**Exercise aim:** Retype every record below exactly as it is written.

▬▬▬▬▬▬▬▬▬▬

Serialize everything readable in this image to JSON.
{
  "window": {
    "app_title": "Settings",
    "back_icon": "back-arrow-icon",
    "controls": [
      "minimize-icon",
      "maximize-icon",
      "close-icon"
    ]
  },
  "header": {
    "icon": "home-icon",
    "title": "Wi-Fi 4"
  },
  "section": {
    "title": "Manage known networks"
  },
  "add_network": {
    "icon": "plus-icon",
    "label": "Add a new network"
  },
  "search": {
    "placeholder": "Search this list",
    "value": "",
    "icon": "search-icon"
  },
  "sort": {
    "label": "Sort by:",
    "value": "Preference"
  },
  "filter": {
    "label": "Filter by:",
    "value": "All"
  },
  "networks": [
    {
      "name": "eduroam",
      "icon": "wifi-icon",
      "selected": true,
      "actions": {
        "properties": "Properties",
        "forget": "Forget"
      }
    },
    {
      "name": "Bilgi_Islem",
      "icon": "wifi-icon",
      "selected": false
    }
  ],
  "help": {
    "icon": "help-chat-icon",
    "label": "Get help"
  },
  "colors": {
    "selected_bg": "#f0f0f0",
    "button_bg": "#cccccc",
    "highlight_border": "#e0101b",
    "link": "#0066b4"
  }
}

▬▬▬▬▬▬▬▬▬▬

**Result of this task:**
Serialize everything readable in this image to JSON.
{
  "window": {
    "app_title": "Settings",
    "back_icon": "back-arrow-icon",
    "controls": [
      "minimize-icon",
      "maximize-icon",
      "close-icon"
    ]
  },
  "header": {
    "icon": "home-icon",
    "title": "Wi-Fi 4"
  },
  "section": {
    "title": "Manage known networks"
  },
  "add_network": {
    "icon": "plus-icon",
    "label": "Add a new network"
  },
  "search": {
    "placeholder": "Search this list",
    "value": "",
    "icon": "search-icon"
  },
  "sort": {
    "label": "Sort by:",
    "value": "Preference"
  },
  "filter": {
    "label": "Filter by:",
    "value": "All"
  },
  "networks": [
    {
      "name": "eduroam",
      "icon": "wifi-icon",
      "selected": true,
      "actions": {
        "properties": "Properties",
        "forget": "Forget"
      }
    },
    {
      "name": "Bilgi_Islem",
      "icon": "wifi-icon",
      "selected": false
    }
  ],
  "help": {
    "icon": "help-chat-icon",
    "label": "Get help"
  },
  "colors": {
    "selected_bg": "#f0f0f0",
    "button_bg": "#cccccc",
    "highlight_border": "#e0101b",
    "link": "#0066b4"
  }
}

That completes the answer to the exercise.